Here are a few details about the course:
Iowa State University, College of Engineering, Department of Continuing Education administers the course. You must register for the course with the University (See registration, form on page 35), and pay your registration fee directly to the university. (Do not call EC&M.) Beginning with the February issue, EC&M will run one article per issue based on one of the course lessons.
The course is conducted completely by correspondence. You get all of your lessons by U.S. mail, along with the textbook and exercises, about two weeks after you register. (The cost of the textbook is included in the course fee.) After you complete your lessons and exercises, you send them back to the instructor. He will grade your papers and send your results to the university office. You are encouraged to contact the instructor with any questions you have on the course material.
Most students spend between two and six hours on each of the 12 lessons. How quickly you complete the course depends on you.
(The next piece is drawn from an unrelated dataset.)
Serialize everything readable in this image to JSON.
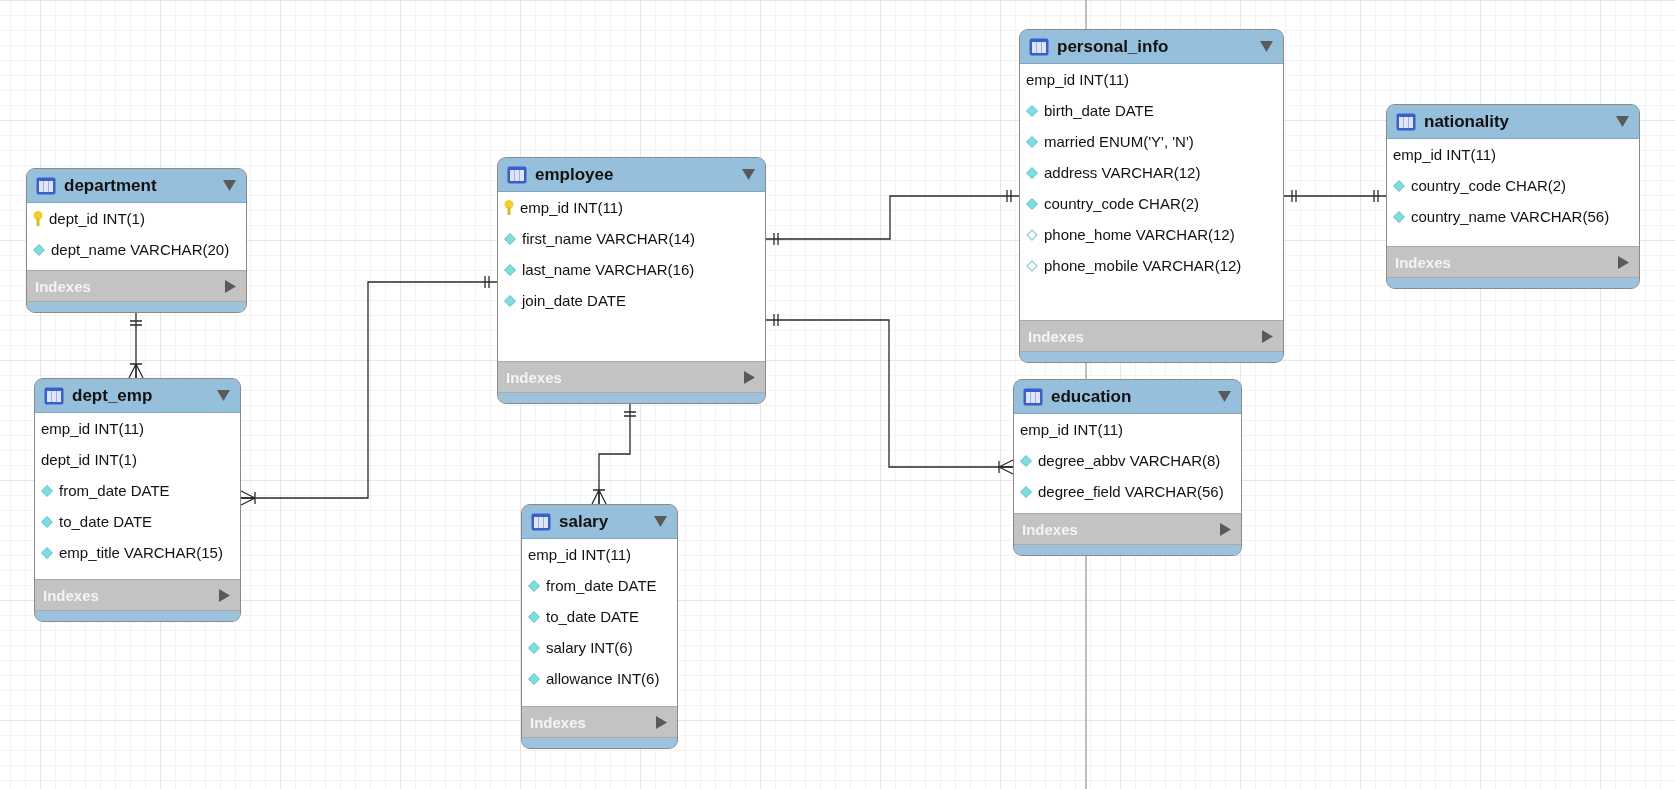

Each lesson concludes with an exam and one or more exercises.
A few weeks after you finish the course, you will receive a certificate of completion from Iowa State University, along with a certificate for 6.0 continuing education units (CEUs). You must complete all segments of the course to gain the credit; We will not award partial credit. The Department of Extended and Continuing Education will permanently record the credits.
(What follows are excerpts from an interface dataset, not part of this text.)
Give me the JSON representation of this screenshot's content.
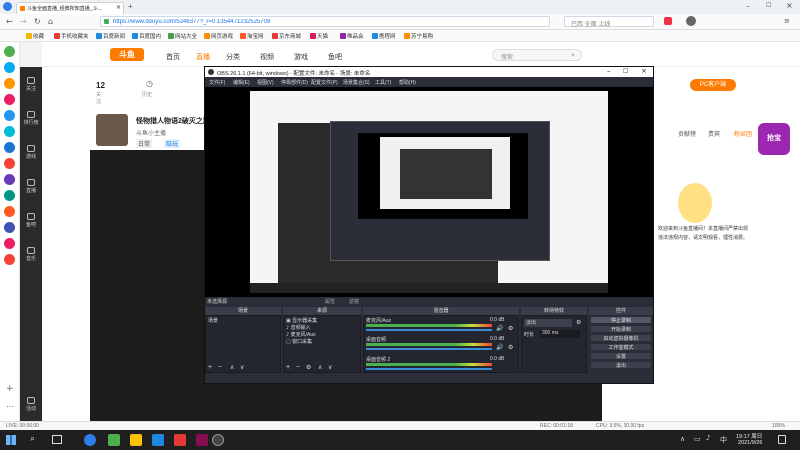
{
  "browser": {
    "tab_title": "斗鱼全面直播_经典所知直播_斗...",
    "new_tab": "+",
    "url": "https://www.douyu.com/5246377?_r=0.13544712325257​09",
    "search_box": "巴西 全面 上线"
  },
  "bookmarks": [
    "收藏",
    "手机收藏夹",
    "百度新闻",
    "百度国内",
    "网站大全",
    "网页游戏",
    "淘宝网",
    "京东商城",
    "天猫",
    "唯品会",
    "携程网",
    "苏宁易购"
  ],
  "douyu": {
    "logo": "斗鱼",
    "nav": [
      "首页",
      "直播",
      "分类",
      "视频",
      "游戏",
      "鱼吧"
    ],
    "search_placeholder": "搜索",
    "follow_count": "12",
    "follow_label": "关注",
    "history_label": "历史",
    "live_title": "怪物猎人物语2破灭之翼",
    "host_name": "斗鱼小主播",
    "tags": [
      "日常",
      "陪玩"
    ],
    "download_btn": "PC客户端",
    "sidebar_items": [
      "关注",
      "排行榜",
      "游戏",
      "直播",
      "鱼吧",
      "音乐",
      "活动"
    ],
    "right_tabs": [
      "贡献榜",
      "贵宾",
      "粉丝团"
    ],
    "right_badge": "抢宝",
    "chat_text": "欢迎来到斗鱼直播间！本直播间严禁出现违法违规内容，请文明观看，理性消费。"
  },
  "obs": {
    "title": "OBS 26.1.1 (64-bit, windows) - 配置文件: 未命名 - 场景: 未命名",
    "menu": [
      "文件(F)",
      "编辑(E)",
      "视图(V)",
      "停靠部件(D)",
      "配置文件(P)",
      "场景集合(S)",
      "工具(T)",
      "帮助(H)"
    ],
    "no_source": "未选择源",
    "props_btn": "属性",
    "filters_btn": "滤镜",
    "docks": {
      "scenes": "场景",
      "sources": "来源",
      "mixer": "混音器",
      "transitions": "转场特效",
      "controls": "控件"
    },
    "scene_items": [
      "场景"
    ],
    "source_items": [
      "显示器采集",
      "音频输入",
      "麦克风/Aux",
      "窗口采集"
    ],
    "mixer_channels": [
      {
        "name": "麦克风/Aux",
        "db": "0.0 dB"
      },
      {
        "name": "桌面音频",
        "db": "0.0 dB"
      },
      {
        "name": "桌面音频 2",
        "db": "0.0 dB"
      }
    ],
    "transition_type": "淡出",
    "duration_label": "时长",
    "duration_value": "300 ms",
    "controls": [
      "停止录制",
      "开始录制",
      "启动虚拟摄像机",
      "工作室模式",
      "设置",
      "退出"
    ],
    "add": "+",
    "remove": "−",
    "up": "∧",
    "down": "∨"
  },
  "status": {
    "live": "LIVE: 00:00:00",
    "rec": "REC: 00:01:18",
    "cpu": "CPU: 3.5%, 30.00 fps",
    "zoom": "100%"
  },
  "taskbar": {
    "time": "19:17",
    "date": "2021/9/26",
    "weekday": "周日",
    "lang": "中"
  },
  "colors": {
    "douyu_orange": "#ff7a00",
    "obs_bg": "#2b2e38",
    "taskbar": "#1f1f1f"
  }
}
You must complete all course work by April 1, 2000 to receive credit.
There are no prerequisites for this course, although it assumes a general understanding of electricity.
The new possibilities. We don’t have enough space left in this introductory article to cover the specific operational technical details of control systems. But, we will in future articles. Instead, we’ll leave you with a few examples of uses of some new types of controls. Keep in mind that we can globally coordinate and control things we are now doing in individual facilities, via the Internet. Huge improvements are afoot.
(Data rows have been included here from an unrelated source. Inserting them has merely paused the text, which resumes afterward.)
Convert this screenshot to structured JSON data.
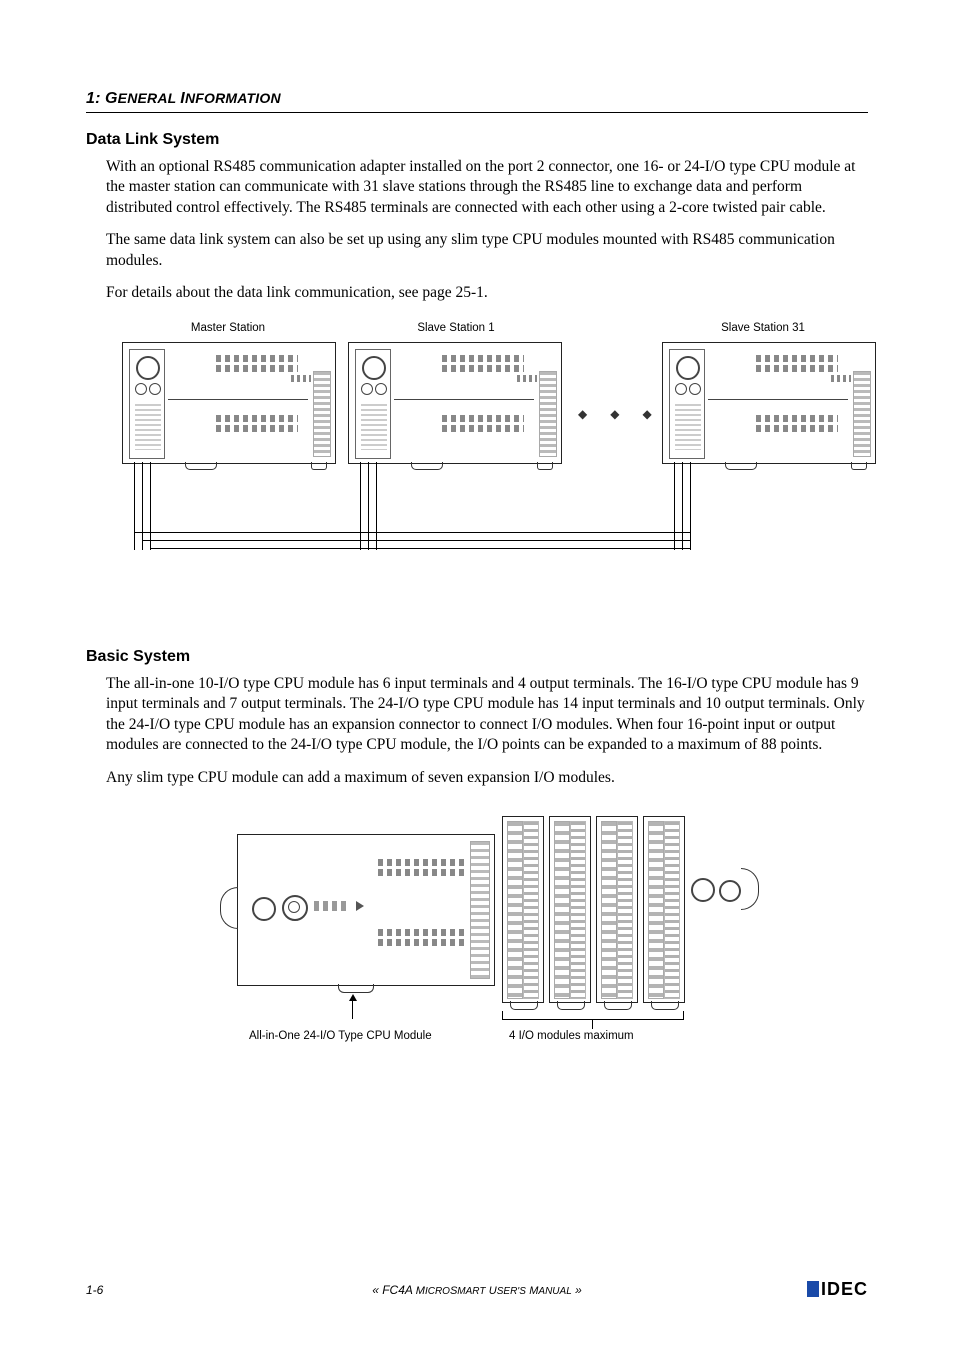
{
  "header": {
    "chapter_num": "1:",
    "chapter_title_1": "General",
    "chapter_title_2": "Information"
  },
  "section1": {
    "title": "Data Link System",
    "p1": "With an optional RS485 communication adapter installed on the port 2 connector, one 16- or 24-I/O type CPU module at the master station can communicate with 31 slave stations through the RS485 line to exchange data and perform distributed control effectively. The RS485 terminals are connected with each other using a 2-core twisted pair cable.",
    "p2": "The same data link system can also be set up using any slim type CPU modules mounted with RS485 communication modules.",
    "p3": "For details about the data link communication, see page 25-1."
  },
  "diagram1": {
    "master": "Master Station",
    "slave1": "Slave Station 1",
    "slave31": "Slave Station 31"
  },
  "section2": {
    "title": "Basic System",
    "p1": "The all-in-one 10-I/O type CPU module has 6 input terminals and 4 output terminals. The 16-I/O type CPU module has 9 input terminals and 7 output terminals. The 24-I/O type CPU module has 14 input terminals and 10 output terminals. Only the 24-I/O type CPU module has an expansion connector to connect I/O modules. When four 16-point input or output modules are connected to the 24-I/O type CPU module, the I/O points can be expanded to a maximum of 88 points.",
    "p2": "Any slim type CPU module can add a maximum of seven expansion I/O modules."
  },
  "diagram2": {
    "cpu_label": "All-in-One 24-I/O Type CPU Module",
    "exp_label": "4 I/O modules maximum"
  },
  "footer": {
    "page": "1-6",
    "manual_prefix": "« FC4A",
    "manual_mid": "MicroSmart User's Manual",
    "manual_suffix": "»",
    "brand": "IDEC"
  }
}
Example #1: In a factory warehouse, a forklift approaches a conveyor belt to pick up a pallet for an outside shipment. As the forklift approaches, the conveyor belt activates to position the pallet properly for loading, then turns off when the job is complete. At the same time, an electronic record enters in the inventory control system to track the movement of the pallet from the warehouse to the shipping department.
In this application, the forklift contains a node (a node is a single control location) that uses radio frequency for communication with the conveyor belt node. In turn, the conveyor belt node uses twisted pair media to communicate with power actuators and interfaces to the inventory control system.
Example #2: An intruder enters a secured area. A motion detector, connected to other motion detectors with twisted pair wiring, sends a message to the power line-based lighting system to illuminate the intruder’s area. With radio frequency, a message moves to sound the alarm at the security entrance. The security gate receives the message over the power lines. Security, in turn, closes the gate to seal off the area so the intruder cannot exit.
Example #3: A large convention hall is holding an art exhibition. The facility keeps the lighting at a low level so certain pieces of art have specific lighting types. A day later a cooking exhibition moves into the same space as well as two adjoining spaces. This customer requires lighting at full brightness. Since so much heat generates on the show floor (300 broilers, all showing their stuff), extra coolers must be brought on-line, and cycling duties modified.
With computerized controls, this scenario isn’t a nightmare. Using new technologies, the facility can accommodate both shows—without changing the wiring and without more than two well-trained electricians.
In the first full lesson. In Lesson 1 (February issue), we’ll cover several control technologies and their applications, explaining where and why you would use specific technologies and giving a comparative overview of the entire spectrum of control schemes.